#### Directions:
When a line in the entries below contains the word "structured", copy that line.

#### Records:
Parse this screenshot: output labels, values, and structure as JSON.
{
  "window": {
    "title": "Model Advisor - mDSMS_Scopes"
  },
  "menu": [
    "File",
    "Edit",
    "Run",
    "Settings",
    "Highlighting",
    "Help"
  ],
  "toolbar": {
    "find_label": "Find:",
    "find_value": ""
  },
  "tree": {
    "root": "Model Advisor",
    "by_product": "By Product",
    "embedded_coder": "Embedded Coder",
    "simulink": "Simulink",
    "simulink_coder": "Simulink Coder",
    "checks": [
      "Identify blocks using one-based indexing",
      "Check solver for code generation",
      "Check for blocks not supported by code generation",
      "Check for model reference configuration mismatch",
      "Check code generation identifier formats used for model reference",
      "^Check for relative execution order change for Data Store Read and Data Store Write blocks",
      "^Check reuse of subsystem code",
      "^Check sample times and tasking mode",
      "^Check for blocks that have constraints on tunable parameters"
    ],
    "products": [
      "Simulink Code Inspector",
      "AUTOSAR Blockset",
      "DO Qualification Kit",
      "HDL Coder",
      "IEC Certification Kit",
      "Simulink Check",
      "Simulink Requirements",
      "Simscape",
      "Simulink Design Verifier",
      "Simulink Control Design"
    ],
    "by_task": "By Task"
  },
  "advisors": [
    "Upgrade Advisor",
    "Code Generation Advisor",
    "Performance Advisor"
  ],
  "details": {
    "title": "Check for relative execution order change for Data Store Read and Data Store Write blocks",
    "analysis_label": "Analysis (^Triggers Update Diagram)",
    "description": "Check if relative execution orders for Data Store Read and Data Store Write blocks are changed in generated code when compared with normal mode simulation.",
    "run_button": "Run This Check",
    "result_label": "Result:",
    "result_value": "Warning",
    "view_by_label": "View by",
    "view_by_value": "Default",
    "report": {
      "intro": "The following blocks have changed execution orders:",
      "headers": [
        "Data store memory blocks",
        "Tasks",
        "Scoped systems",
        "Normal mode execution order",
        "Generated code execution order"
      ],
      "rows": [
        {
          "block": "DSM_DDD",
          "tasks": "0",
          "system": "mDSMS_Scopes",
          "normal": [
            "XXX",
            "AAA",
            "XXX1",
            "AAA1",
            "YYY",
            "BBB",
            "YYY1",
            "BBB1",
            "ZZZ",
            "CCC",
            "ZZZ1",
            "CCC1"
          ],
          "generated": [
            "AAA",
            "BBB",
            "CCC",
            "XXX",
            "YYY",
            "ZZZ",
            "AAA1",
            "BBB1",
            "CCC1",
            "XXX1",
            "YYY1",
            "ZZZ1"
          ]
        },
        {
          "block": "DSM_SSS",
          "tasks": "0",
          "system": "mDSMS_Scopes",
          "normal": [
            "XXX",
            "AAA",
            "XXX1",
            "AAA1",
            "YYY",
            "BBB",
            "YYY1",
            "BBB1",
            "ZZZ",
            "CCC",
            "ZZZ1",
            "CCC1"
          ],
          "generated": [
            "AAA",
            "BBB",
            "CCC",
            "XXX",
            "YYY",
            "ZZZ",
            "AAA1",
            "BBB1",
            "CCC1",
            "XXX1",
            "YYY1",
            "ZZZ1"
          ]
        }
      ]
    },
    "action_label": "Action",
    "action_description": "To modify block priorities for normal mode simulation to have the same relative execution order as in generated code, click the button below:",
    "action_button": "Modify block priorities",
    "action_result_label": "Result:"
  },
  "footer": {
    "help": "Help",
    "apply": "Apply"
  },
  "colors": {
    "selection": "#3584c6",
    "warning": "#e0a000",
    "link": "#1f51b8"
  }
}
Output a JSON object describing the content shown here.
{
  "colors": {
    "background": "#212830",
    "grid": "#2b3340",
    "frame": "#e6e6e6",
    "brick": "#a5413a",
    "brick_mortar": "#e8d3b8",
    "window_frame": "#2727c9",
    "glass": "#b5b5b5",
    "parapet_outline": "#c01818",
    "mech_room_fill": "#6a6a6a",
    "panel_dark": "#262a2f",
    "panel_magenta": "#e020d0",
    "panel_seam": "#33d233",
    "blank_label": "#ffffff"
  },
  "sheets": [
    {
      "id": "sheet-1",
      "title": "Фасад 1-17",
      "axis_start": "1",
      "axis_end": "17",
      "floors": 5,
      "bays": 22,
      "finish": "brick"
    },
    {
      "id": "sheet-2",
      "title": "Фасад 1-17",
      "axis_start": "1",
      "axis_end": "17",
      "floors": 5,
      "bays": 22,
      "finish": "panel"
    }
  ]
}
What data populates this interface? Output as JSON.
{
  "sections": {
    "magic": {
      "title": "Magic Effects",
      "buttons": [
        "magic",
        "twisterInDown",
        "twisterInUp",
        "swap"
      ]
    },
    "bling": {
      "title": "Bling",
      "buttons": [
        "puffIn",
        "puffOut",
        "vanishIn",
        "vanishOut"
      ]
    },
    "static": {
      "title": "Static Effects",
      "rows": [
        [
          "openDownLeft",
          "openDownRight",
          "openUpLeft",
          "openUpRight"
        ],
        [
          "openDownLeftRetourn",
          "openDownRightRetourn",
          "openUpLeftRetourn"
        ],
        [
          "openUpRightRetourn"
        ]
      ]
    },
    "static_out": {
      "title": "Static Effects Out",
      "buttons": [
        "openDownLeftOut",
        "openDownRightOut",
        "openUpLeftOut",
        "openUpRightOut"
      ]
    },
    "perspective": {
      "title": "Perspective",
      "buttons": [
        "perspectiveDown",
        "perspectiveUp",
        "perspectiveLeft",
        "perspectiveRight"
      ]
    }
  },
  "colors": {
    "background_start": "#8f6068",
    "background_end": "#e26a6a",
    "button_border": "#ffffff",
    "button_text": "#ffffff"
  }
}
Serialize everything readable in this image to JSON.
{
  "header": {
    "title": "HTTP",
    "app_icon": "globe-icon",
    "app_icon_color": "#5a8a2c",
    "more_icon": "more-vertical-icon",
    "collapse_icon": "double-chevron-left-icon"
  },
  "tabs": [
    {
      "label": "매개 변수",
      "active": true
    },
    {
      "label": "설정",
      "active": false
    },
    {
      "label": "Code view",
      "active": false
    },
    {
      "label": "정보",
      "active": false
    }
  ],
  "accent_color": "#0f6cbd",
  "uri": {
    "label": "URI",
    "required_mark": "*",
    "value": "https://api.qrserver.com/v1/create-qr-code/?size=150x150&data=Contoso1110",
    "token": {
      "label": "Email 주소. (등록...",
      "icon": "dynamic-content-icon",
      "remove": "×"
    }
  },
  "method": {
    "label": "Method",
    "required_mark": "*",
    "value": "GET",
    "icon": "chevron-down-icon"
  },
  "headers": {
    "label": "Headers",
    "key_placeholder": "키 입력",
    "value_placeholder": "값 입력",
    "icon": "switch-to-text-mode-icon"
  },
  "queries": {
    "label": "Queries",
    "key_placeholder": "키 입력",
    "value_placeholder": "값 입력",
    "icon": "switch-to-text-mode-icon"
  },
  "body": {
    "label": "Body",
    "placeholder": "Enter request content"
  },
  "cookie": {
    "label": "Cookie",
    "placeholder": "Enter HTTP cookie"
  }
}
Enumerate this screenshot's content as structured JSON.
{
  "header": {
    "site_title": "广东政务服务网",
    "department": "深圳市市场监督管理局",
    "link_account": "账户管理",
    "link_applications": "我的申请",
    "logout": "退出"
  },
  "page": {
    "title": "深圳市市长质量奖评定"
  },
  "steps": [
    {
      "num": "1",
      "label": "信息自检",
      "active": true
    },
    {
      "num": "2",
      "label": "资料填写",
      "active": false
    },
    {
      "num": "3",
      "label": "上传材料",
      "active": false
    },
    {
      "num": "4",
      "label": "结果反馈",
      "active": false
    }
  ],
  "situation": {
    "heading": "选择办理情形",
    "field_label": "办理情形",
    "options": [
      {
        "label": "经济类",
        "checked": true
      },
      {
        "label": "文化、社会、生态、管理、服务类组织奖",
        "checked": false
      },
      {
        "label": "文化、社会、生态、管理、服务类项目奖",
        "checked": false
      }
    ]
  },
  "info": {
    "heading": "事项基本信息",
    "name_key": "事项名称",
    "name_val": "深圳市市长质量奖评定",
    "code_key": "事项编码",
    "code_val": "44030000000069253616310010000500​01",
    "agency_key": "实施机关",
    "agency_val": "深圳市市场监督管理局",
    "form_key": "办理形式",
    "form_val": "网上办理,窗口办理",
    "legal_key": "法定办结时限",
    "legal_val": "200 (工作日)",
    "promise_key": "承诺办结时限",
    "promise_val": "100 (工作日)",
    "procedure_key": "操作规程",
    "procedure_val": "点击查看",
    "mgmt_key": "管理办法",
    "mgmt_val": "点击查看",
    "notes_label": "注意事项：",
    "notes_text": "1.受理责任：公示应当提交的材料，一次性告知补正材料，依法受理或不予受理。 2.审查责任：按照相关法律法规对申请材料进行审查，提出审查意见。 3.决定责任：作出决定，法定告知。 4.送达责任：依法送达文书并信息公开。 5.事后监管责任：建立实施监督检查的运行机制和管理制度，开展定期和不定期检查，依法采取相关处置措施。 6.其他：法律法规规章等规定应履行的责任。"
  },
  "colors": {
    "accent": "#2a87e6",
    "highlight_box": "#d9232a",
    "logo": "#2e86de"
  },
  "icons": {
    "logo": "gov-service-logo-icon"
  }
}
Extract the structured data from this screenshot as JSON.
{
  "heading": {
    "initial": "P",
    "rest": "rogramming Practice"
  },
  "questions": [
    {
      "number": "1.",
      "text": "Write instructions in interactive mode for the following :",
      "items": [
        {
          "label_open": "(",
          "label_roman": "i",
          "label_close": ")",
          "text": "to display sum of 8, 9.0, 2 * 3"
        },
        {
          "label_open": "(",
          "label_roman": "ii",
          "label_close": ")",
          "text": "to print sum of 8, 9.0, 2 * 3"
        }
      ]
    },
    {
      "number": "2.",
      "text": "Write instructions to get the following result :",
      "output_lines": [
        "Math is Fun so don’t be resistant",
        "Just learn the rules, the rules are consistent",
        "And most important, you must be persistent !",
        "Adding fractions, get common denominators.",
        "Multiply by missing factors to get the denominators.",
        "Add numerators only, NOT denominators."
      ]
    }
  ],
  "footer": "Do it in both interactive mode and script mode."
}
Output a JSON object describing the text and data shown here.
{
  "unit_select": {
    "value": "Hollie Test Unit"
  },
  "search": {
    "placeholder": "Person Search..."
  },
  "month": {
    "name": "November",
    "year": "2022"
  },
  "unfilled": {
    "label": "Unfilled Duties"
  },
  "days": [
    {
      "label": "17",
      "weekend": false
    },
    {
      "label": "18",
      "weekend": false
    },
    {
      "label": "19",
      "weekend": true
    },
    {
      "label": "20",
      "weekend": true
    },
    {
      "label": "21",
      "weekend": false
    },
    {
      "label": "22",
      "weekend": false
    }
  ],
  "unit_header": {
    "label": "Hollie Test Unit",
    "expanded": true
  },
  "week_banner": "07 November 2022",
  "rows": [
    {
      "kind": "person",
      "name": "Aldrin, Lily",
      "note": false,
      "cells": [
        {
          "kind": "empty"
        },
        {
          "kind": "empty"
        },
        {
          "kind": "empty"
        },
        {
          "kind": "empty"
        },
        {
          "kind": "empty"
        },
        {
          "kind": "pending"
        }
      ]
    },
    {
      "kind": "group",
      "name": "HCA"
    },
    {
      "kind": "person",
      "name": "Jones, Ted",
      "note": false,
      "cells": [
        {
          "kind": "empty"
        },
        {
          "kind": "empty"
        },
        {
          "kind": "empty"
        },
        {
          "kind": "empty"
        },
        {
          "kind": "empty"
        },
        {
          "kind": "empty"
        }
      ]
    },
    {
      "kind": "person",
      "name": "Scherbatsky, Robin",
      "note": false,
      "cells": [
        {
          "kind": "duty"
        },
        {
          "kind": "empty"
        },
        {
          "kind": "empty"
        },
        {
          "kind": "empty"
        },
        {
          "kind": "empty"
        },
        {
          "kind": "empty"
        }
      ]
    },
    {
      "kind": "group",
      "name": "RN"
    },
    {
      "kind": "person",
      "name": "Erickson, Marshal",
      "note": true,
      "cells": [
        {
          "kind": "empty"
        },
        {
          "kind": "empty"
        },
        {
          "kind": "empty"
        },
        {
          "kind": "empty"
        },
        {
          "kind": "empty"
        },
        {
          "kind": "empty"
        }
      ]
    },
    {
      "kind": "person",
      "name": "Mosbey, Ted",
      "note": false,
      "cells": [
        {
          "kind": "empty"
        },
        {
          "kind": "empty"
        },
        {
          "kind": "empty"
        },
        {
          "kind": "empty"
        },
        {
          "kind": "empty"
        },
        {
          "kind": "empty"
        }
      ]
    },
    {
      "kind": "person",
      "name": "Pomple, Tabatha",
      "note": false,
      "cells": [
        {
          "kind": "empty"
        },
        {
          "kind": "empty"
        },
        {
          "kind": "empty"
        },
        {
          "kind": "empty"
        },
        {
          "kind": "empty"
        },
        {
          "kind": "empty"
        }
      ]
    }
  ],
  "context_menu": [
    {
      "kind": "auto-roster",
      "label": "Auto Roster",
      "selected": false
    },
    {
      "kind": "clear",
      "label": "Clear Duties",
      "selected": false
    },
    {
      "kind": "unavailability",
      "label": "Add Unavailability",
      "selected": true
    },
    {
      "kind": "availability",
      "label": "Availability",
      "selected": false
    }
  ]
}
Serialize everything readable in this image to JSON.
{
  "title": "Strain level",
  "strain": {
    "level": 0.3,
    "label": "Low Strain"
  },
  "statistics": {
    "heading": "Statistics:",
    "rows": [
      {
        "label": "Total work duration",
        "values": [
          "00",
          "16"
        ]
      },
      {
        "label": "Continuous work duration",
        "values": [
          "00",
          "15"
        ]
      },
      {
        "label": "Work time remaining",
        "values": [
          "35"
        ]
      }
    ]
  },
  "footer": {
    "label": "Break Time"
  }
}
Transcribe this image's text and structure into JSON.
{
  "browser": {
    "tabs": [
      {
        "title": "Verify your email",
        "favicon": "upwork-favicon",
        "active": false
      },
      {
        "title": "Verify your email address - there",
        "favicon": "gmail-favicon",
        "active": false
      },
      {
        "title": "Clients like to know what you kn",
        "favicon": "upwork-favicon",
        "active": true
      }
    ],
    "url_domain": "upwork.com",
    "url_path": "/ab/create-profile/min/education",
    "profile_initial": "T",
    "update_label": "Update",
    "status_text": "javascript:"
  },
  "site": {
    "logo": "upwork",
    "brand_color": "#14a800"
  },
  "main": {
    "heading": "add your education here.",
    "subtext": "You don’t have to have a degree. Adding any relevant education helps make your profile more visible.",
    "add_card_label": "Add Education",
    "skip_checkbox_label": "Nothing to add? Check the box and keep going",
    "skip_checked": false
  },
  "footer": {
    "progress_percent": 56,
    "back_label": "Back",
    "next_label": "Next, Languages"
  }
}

#### Task answer:
Enumerate this screenshot's content as structured JSON.
Extract the structured data from this screenshot as JSON.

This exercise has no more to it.